● **ACTION ITEM**: Each entry below is to be given again word for word, with no pictures.

[App and web page records]
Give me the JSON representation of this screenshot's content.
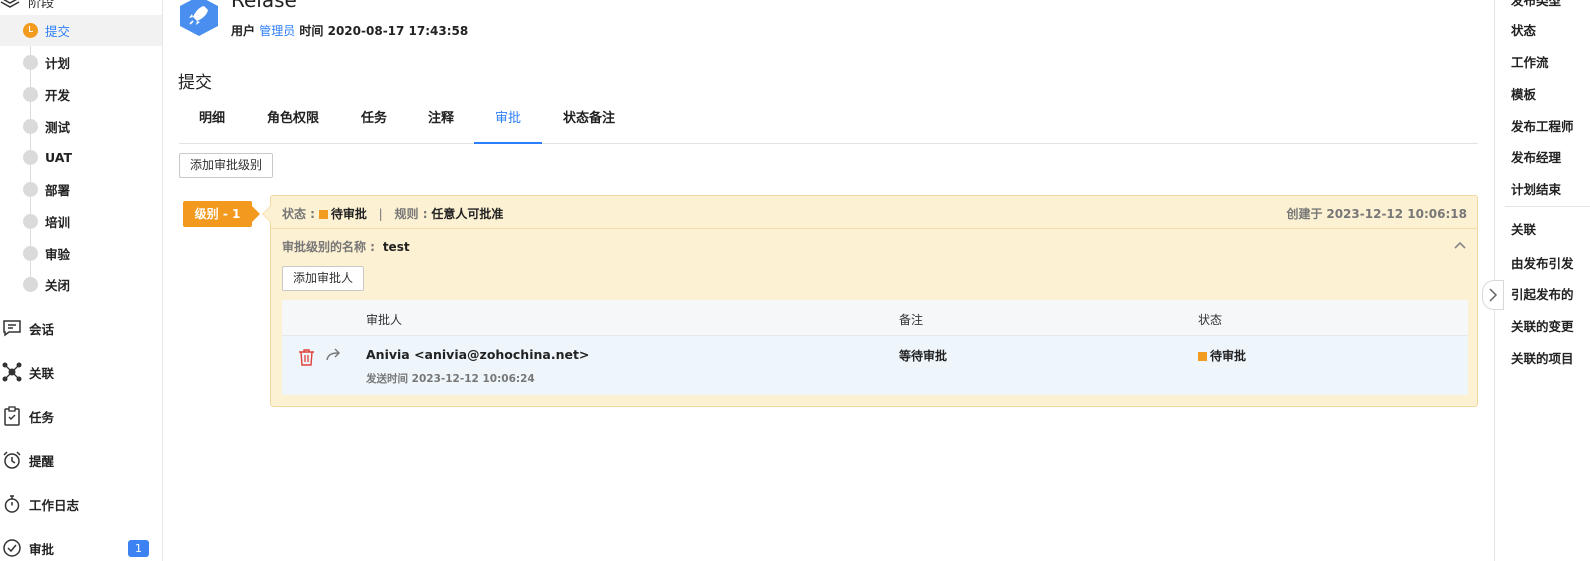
{
  "sidebar": {
    "top_item": "阶段",
    "stages": [
      {
        "label": "提交",
        "active": true
      },
      {
        "label": "计划"
      },
      {
        "label": "开发"
      },
      {
        "label": "测试"
      },
      {
        "label": "UAT"
      },
      {
        "label": "部署"
      },
      {
        "label": "培训"
      },
      {
        "label": "审验"
      },
      {
        "label": "关闭"
      }
    ],
    "nav": [
      {
        "label": "会话",
        "icon": "chat-icon"
      },
      {
        "label": "关联",
        "icon": "relation-icon"
      },
      {
        "label": "任务",
        "icon": "clipboard-icon"
      },
      {
        "label": "提醒",
        "icon": "alarm-clock-icon"
      },
      {
        "label": "工作日志",
        "icon": "stopwatch-icon"
      },
      {
        "label": "审批",
        "icon": "check-circle-icon",
        "badge": "1"
      }
    ]
  },
  "header": {
    "title": "Relase",
    "user_label": "用户",
    "user_name": "管理员",
    "time_label": "时间",
    "time_value": "2020-08-17 17:43:58"
  },
  "section_title": "提交",
  "tabs": [
    {
      "label": "明细"
    },
    {
      "label": "角色权限"
    },
    {
      "label": "任务"
    },
    {
      "label": "注释"
    },
    {
      "label": "审批",
      "active": true
    },
    {
      "label": "状态备注"
    }
  ],
  "add_level_button": "添加审批级别",
  "approval_level": {
    "badge": "级别 - 1",
    "status_label": "状态 :",
    "status_value": "待审批",
    "rule_label": "规则 :",
    "rule_value": "任意人可批准",
    "created_label": "创建于",
    "created_value": "2023-12-12 10:06:18",
    "name_label": "审批级别的名称 :",
    "name_value": "test",
    "add_approver_button": "添加审批人",
    "table": {
      "headers": [
        "审批人",
        "备注",
        "状态"
      ],
      "rows": [
        {
          "approver": "Anivia <anivia@zohochina.net>",
          "sent": "发送时间 2023-12-12 10:06:24",
          "note": "等待审批",
          "status": "待审批"
        }
      ]
    }
  },
  "right_sidebar": {
    "items": [
      "发布类型",
      "状态",
      "工作流",
      "模板",
      "发布工程师",
      "发布经理",
      "计划结束",
      "关联",
      "由发布引发",
      "引起发布的",
      "关联的变更",
      "关联的项目"
    ]
  },
  "colors": {
    "accent": "#2d7ff9",
    "pending": "#f29c1f",
    "panel_bg": "#fdf1d3"
  }
}
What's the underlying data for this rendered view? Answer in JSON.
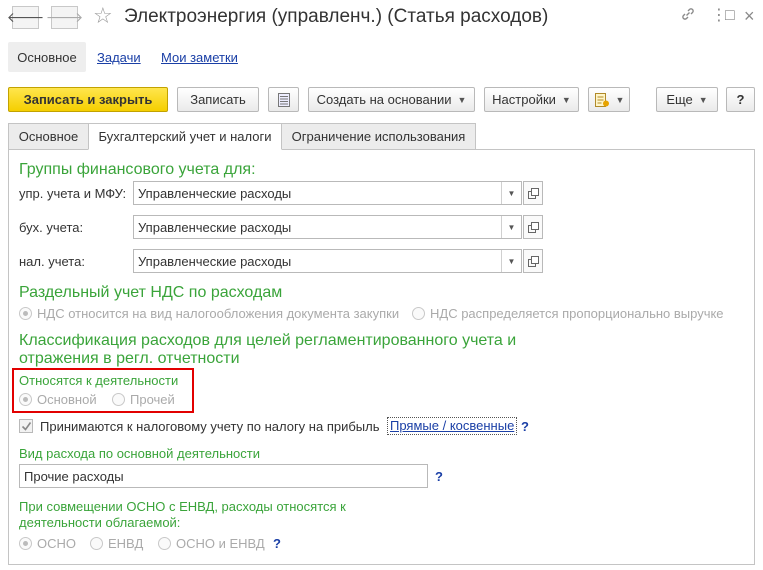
{
  "window": {
    "title": "Электроэнергия (управленч.) (Статья расходов)",
    "icons": [
      "back-arrow-icon",
      "forward-arrow-icon",
      "star-icon",
      "link-icon",
      "more-icon",
      "maximize-icon",
      "close-icon"
    ]
  },
  "nav": {
    "back": "🡐",
    "forward": "🡒",
    "star": "☆",
    "link": "🔗",
    "more": "⋮",
    "maximize": "□",
    "close": "×"
  },
  "sections": {
    "main": "Основное",
    "tasks": "Задачи",
    "notes": "Мои заметки"
  },
  "toolbar": {
    "save_close": "Записать и закрыть",
    "save": "Записать",
    "create_based": "Создать на основании",
    "settings": "Настройки",
    "more": "Еще",
    "help": "?"
  },
  "tabs": [
    {
      "label": "Основное"
    },
    {
      "label": "Бухгалтерский учет и налоги"
    },
    {
      "label": "Ограничение использования"
    }
  ],
  "finance_groups": {
    "heading": "Группы финансового учета для:",
    "rows": [
      {
        "label": "упр. учета и МФУ:",
        "value": "Управленческие расходы"
      },
      {
        "label": "бух. учета:",
        "value": "Управленческие расходы"
      },
      {
        "label": "нал. учета:",
        "value": "Управленческие расходы"
      }
    ]
  },
  "vat": {
    "heading": "Раздельный учет НДС по расходам",
    "option1": "НДС относится на вид налогообложения документа закупки",
    "option2": "НДС распределяется пропорционально выручке",
    "selected": "option1"
  },
  "classification": {
    "heading_line1": "Классификация расходов для целей регламентированного учета и",
    "heading_line2": "отражения в регл. отчетности",
    "activity_label": "Относятся к деятельности",
    "activity_option1": "Основной",
    "activity_option2": "Прочей",
    "activity_selected": "option1",
    "tax_checkbox_label": "Принимаются к налоговому учету по налогу на прибыль",
    "tax_checked": true,
    "direct_indirect_link": "Прямые / косвенные",
    "help": "?",
    "expense_type_label": "Вид расхода по основной деятельности",
    "expense_type_value": "Прочие расходы",
    "combo_label_line1": "При совмещении ОСНО с ЕНВД, расходы относятся к",
    "combo_label_line2": "деятельности облагаемой:",
    "combo_option1": "ОСНО",
    "combo_option2": "ЕНВД",
    "combo_option3": "ОСНО и ЕНВД",
    "combo_selected": "option1"
  },
  "colors": {
    "primary_button": "#f5cf00",
    "heading_green": "#3aa43a",
    "link_blue": "#1a3fa6",
    "highlight_red": "#e20000"
  }
}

● **SOLUTION TO THIS PROBLEM**:
Give me the JSON representation of this screenshot's content.
{
  "sidebar": {
    "top_item": "阶段",
    "stages": [
      {
        "label": "提交",
        "active": true
      },
      {
        "label": "计划"
      },
      {
        "label": "开发"
      },
      {
        "label": "测试"
      },
      {
        "label": "UAT"
      },
      {
        "label": "部署"
      },
      {
        "label": "培训"
      },
      {
        "label": "审验"
      },
      {
        "label": "关闭"
      }
    ],
    "nav": [
      {
        "label": "会话",
        "icon": "chat-icon"
      },
      {
        "label": "关联",
        "icon": "relation-icon"
      },
      {
        "label": "任务",
        "icon": "clipboard-icon"
      },
      {
        "label": "提醒",
        "icon": "alarm-clock-icon"
      },
      {
        "label": "工作日志",
        "icon": "stopwatch-icon"
      },
      {
        "label": "审批",
        "icon": "check-circle-icon",
        "badge": "1"
      }
    ]
  },
  "header": {
    "title": "Relase",
    "user_label": "用户",
    "user_name": "管理员",
    "time_label": "时间",
    "time_value": "2020-08-17 17:43:58"
  },
  "section_title": "提交",
  "tabs": [
    {
      "label": "明细"
    },
    {
      "label": "角色权限"
    },
    {
      "label": "任务"
    },
    {
      "label": "注释"
    },
    {
      "label": "审批",
      "active": true
    },
    {
      "label": "状态备注"
    }
  ],
  "add_level_button": "添加审批级别",
  "approval_level": {
    "badge": "级别 - 1",
    "status_label": "状态 :",
    "status_value": "待审批",
    "rule_label": "规则 :",
    "rule_value": "任意人可批准",
    "created_label": "创建于",
    "created_value": "2023-12-12 10:06:18",
    "name_label": "审批级别的名称 :",
    "name_value": "test",
    "add_approver_button": "添加审批人",
    "table": {
      "headers": [
        "审批人",
        "备注",
        "状态"
      ],
      "rows": [
        {
          "approver": "Anivia <anivia@zohochina.net>",
          "sent": "发送时间 2023-12-12 10:06:24",
          "note": "等待审批",
          "status": "待审批"
        }
      ]
    }
  },
  "right_sidebar": {
    "items": [
      "发布类型",
      "状态",
      "工作流",
      "模板",
      "发布工程师",
      "发布经理",
      "计划结束",
      "关联",
      "由发布引发",
      "引起发布的",
      "关联的变更",
      "关联的项目"
    ]
  },
  "colors": {
    "accent": "#2d7ff9",
    "pending": "#f29c1f",
    "panel_bg": "#fdf1d3"
  }
}
What's the underlying data for this rendered view? Answer in JSON.
{
  "window": {
    "title": "Электроэнергия (управленч.) (Статья расходов)",
    "icons": [
      "back-arrow-icon",
      "forward-arrow-icon",
      "star-icon",
      "link-icon",
      "more-icon",
      "maximize-icon",
      "close-icon"
    ]
  },
  "nav": {
    "back": "🡐",
    "forward": "🡒",
    "star": "☆",
    "link": "🔗",
    "more": "⋮",
    "maximize": "□",
    "close": "×"
  },
  "sections": {
    "main": "Основное",
    "tasks": "Задачи",
    "notes": "Мои заметки"
  },
  "toolbar": {
    "save_close": "Записать и закрыть",
    "save": "Записать",
    "create_based": "Создать на основании",
    "settings": "Настройки",
    "more": "Еще",
    "help": "?"
  },
  "tabs": [
    {
      "label": "Основное"
    },
    {
      "label": "Бухгалтерский учет и налоги"
    },
    {
      "label": "Ограничение использования"
    }
  ],
  "finance_groups": {
    "heading": "Группы финансового учета для:",
    "rows": [
      {
        "label": "упр. учета и МФУ:",
        "value": "Управленческие расходы"
      },
      {
        "label": "бух. учета:",
        "value": "Управленческие расходы"
      },
      {
        "label": "нал. учета:",
        "value": "Управленческие расходы"
      }
    ]
  },
  "vat": {
    "heading": "Раздельный учет НДС по расходам",
    "option1": "НДС относится на вид налогообложения документа закупки",
    "option2": "НДС распределяется пропорционально выручке",
    "selected": "option1"
  },
  "classification": {
    "heading_line1": "Классификация расходов для целей регламентированного учета и",
    "heading_line2": "отражения в регл. отчетности",
    "activity_label": "Относятся к деятельности",
    "activity_option1": "Основной",
    "activity_option2": "Прочей",
    "activity_selected": "option1",
    "tax_checkbox_label": "Принимаются к налоговому учету по налогу на прибыль",
    "tax_checked": true,
    "direct_indirect_link": "Прямые / косвенные",
    "help": "?",
    "expense_type_label": "Вид расхода по основной деятельности",
    "expense_type_value": "Прочие расходы",
    "combo_label_line1": "При совмещении ОСНО с ЕНВД, расходы относятся к",
    "combo_label_line2": "деятельности облагаемой:",
    "combo_option1": "ОСНО",
    "combo_option2": "ЕНВД",
    "combo_option3": "ОСНО и ЕНВД",
    "combo_selected": "option1"
  },
  "colors": {
    "primary_button": "#f5cf00",
    "heading_green": "#3aa43a",
    "link_blue": "#1a3fa6",
    "highlight_red": "#e20000"
  }
}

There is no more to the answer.